    But when they started deciding what content to allow, they became publishers, so they need to be regulated as such.

    I tend to favor: Don’t regulate anything and let the police deal with criminal behavior on the internet, like porn (or only child porn if you wish), slave sales, bride sales, fraud, incitement to commit a crime (including the crime of suicide), threatening, stalking and harassment, stuff like that.

    That would clean it an awful lot, especially if there were real penalties.

    I would limit that to criminal complaints, filed by individuals. Otherwise, you get the UK solution, which is squads of cops cruising the net looking for offensive behavior. Demand a victim.

    • #14
    • January 18, 2019, at 12:49 PM PST
    • 4 likes
  15. Flicker Inactive

    Judge Mental (View Comment):
    I would limit that to criminal complaints, filed by individuals. Otherwise, you get the UK solution, which is squads of cops cruising the net looking for offensive behavior. Demand a victim.

    I suppose. I would prefer that it is the report of a real complaint. I wouldn’t want to make the cops our thought police, but even the advertisement to sell a child is, I would imagine, a crime in itself. If it gets onto the desk of the police, investigate, forward to DA and prosecute heartily.

    • #15
    • January 18, 2019, at 12:55 PM PST
    • 3 likes
  16. Judge Mental, Secret Chimp Member

    Flicker (View Comment):

    Judge Mental (View Comment):
    I would limit that to criminal complaints, filed by individuals. Otherwise, you get the UK solution, which is squads of cops cruising the net looking for offensive behavior. Demand a victim.

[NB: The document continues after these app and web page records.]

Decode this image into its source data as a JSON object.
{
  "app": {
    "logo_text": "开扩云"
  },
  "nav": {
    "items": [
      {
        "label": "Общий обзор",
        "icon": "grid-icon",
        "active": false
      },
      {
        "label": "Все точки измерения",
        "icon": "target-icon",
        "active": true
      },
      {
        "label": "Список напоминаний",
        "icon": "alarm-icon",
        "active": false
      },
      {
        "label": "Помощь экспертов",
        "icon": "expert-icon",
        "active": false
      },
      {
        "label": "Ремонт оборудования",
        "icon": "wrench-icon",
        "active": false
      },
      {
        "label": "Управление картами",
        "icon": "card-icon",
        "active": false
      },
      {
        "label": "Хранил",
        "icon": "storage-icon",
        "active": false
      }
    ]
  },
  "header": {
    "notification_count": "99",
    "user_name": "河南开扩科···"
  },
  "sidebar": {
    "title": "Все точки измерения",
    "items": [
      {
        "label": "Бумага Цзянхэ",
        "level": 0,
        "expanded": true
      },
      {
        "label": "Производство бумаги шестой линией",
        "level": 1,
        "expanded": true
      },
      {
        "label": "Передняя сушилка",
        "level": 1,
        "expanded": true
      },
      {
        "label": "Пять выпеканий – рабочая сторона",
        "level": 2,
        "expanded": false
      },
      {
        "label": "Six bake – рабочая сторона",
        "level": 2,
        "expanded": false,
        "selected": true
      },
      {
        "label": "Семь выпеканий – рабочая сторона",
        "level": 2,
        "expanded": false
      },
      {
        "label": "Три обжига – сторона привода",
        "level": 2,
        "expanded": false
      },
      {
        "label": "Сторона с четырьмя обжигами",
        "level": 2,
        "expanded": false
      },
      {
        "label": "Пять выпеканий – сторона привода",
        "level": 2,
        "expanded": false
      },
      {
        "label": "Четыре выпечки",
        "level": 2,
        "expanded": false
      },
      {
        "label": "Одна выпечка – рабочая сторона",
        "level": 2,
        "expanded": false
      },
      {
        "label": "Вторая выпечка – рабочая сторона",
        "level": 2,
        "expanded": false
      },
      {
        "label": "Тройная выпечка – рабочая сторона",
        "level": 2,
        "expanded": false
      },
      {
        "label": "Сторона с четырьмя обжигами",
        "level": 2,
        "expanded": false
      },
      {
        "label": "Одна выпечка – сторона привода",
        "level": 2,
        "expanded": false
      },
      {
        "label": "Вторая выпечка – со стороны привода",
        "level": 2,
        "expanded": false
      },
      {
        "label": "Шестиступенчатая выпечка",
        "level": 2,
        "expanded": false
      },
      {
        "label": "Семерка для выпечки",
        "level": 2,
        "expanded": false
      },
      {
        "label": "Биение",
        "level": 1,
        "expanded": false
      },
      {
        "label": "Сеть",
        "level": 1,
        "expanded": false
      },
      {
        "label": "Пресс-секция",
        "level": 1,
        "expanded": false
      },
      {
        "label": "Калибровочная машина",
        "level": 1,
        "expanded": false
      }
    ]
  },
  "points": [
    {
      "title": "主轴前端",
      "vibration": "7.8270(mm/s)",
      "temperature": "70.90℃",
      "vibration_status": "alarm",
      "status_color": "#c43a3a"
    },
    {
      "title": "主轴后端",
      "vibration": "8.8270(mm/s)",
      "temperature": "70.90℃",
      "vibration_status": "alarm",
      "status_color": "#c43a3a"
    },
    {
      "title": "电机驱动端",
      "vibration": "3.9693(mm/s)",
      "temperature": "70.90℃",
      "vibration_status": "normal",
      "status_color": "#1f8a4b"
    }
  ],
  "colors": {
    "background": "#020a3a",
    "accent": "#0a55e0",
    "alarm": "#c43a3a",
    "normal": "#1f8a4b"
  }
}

    I suppose. I would prefer that it is the report of a real complaint. I wouldn’t want to make the cops our thought police, but even the advertisement to sell a child is, I would imagine, a crime in itself. If it gets onto the desk of the police, investigate, forward to DA and prosecute heartily.

    Agree.

    • #16
    • January 18, 2019, at 12:57 PM PST
    • 2 likes
  17. Matt Saracen Coolidge

    Hank Rhody, Acting on Emotion:

    We can out-compete them. Build a better Facebook that won’t go all book-burny. You know, because we can totally trust our institutions to maintain the noble ideals under which they were founded. I’m also not that confident that we could set up a better search algorithm than Google.

    I am. Because Google is only, for purposes of actual, you know, revenue, simply an ad delivery company, their “algorithm” for search depends far too much on knowing far too much about the user they’re serving ads to. It’s like if Lamar billboards had cameras that not only scanned for your license plate, looking up your information, and checking to see if you’ve looked at the billboard.

    If you take that away, then the search algorithm isn’t that complicated.

    Now, I’m not saying we’re going to create a better search engine without any revenue, but there must be other ways of doing it. 

    • #17
    • January 18, 2019, at 3:22 PM PST
    • 3 likes
  18. Hank Rhody, Badgeless Bandito Contributor

    dnewlander (View Comment):

    If you take that away, then the search algorithm isn’t that complicated.

    Now, I’m not saying we’re going to create a better search engine without any revenue, but there must be other ways of doing it. 

    On the one hand it does seem like we’re too quick to say ‘and sell ads’ to monetize any venture. On the other hand, advertisers seem to be the only ones willing to pay for anything on the internet.

    • #18
    • January 18, 2019, at 3:33 PM PST
    • Like
  19. Matt Saracen Coolidge

    Hank Rhody, Acting on Emotion (View Comment):

    dnewlander (View Comment):

    If you take that away, then the search algorithm isn’t that complicated.

    Now, I’m not saying we’re going to create a better search engine without any revenue, but there must be other ways of doing it.

    On the one hand it does seem like we’re too quick to say ‘and sell ads’ to monetize any venture. On the other hand, advertisers seem to be the only ones willing to pay for anything on the internet.

    And yet, Netflix has tens of millions of paying users each month.

    • #19
    • January 18, 2019, at 4:23 PM PST
    • 2 likes